The United States legalized gay marriage nationwide today, and I’m not afraid to say that I’ve hit “Like” on more than one friend’s status update and on more than one news service’s headline about this social milestone.
I’m also not above sharing the fact that a person I’ve known and called a friend for some time now sent me a text message asking me why on earth would I give this breaking news a thumbs-up, remarking by way of justification that,
“…it’s wrong and goes against what we believe in, and as a woman who someday wants a family you ought to think hard about how this threatens your future position as a mother in a society that accepts this sort of thing. Your hypocrisy is disappointing, to say the least. ”
Anyone who follows this blog knows I wear my faith and my views on my sleeve, and I do tend to get a lot of mixed feedback about doing so. That’s only to be expected, though, since the Internet is public — but that’s besides the point. Of all the negative messages I’ve received about my more worldly views, this is probably the one that angers and hurts me the most.
It’s not just because I have a lot good friends who are homosexual and a few who are bisexual. It’s not just because a good friend of mine is a heterosexual whose divorced parents are both now with same-sex partners. It’s not just because one of my closest friends came out to me before they came out to anyone else, including their own parents. It’s not just because a dear friend of mine is searching for a way to make their homosexuality coincide with their faith, determined not to give up or abandon either one because they believe both are equally important to who they are as an individual.
It’s also because I have never, ever believed in using my sexual orientation, religious affiliation, or gender to say that I am in any way “better” or “holier” or “more deserving” than anyone else – and it pains me to know that members of my faith community (both immediate and extended) so easily forget what the Lord says about love.

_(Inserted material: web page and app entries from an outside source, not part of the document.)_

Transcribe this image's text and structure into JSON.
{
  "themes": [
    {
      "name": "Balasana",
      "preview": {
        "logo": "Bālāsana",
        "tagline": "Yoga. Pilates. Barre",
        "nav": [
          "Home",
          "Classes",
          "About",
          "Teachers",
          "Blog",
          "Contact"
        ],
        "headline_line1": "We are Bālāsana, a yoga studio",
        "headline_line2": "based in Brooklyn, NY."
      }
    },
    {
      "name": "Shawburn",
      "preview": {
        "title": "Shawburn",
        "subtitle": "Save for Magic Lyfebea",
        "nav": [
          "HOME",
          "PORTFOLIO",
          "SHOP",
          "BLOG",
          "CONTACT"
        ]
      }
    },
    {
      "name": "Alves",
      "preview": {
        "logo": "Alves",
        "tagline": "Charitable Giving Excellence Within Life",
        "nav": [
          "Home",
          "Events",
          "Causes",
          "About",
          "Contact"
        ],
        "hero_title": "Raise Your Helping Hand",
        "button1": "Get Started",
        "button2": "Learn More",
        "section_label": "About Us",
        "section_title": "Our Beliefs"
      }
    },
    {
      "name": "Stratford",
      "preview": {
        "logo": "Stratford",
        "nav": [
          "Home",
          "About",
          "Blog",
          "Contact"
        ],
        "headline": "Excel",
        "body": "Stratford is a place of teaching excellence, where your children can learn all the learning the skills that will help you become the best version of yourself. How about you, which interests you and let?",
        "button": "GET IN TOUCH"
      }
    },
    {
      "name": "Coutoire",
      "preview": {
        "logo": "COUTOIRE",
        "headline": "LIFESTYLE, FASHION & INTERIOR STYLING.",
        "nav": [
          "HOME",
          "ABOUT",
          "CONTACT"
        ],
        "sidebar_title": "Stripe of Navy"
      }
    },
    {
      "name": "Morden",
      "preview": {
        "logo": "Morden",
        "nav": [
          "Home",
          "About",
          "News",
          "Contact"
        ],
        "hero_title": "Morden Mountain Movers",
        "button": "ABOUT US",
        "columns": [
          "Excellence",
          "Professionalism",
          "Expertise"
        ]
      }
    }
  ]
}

And He has quite a lot to say on the subject, but perhaps the most familiar points to just about anyone are, “Let those without sin cast the first stone,” as well as, “And now these three remain: faith, hope, and love, and the greatest of these is love.” He also asked us to, “Love one another as I have loved you.”
Oh, and while we’re considering those points, it would serve us all in good stead to remember that “Christian” means “follower of Christ,” and “Catholic” means “universal.”
Is it truly Christian or Catholic for any person or group of people to say that those who are “different” aren’t worthy of the same rights, privileges, and advantages which “the norm” may claim unopposed? Do we truly love others as we have been loved by an infinitely wise and loving Creator when we use that same Creator’s words against people who are in some way, shape, or form not exactly like us? Can we really say we believe love is the greatest virtue when we allow our faith and beliefs and ideologies to get in the way of everyone being able to share their lives with other people in freedom and security?
If being a follower of Christ means following His example in daily life and if being made in God’s image means reflecting some measure His infinite love, then the hypocrisy lies not in being supportive of friends and/or family members whose lives are remarkably different than our own. The hypocrisy lies in viewing anyone who isn’t heterosexual – and therefore supposedly “normal” – as being unworthy of acceptance, friendship, support, and yes, love.
And that’s because the bottom line about humanity in this faith, the very heart of this belief system, is that our God became human so that He could die for all of humanity. The Incarnation and the Crucifixion did not occur to save a select handful of souls, but rather every soul. That is the extent of Divine Love, and nothing of human design or conception – not even the most deeply entrenched prejudices or misconceptions concerning the diverse complexity of any aspect of humanity – can change that.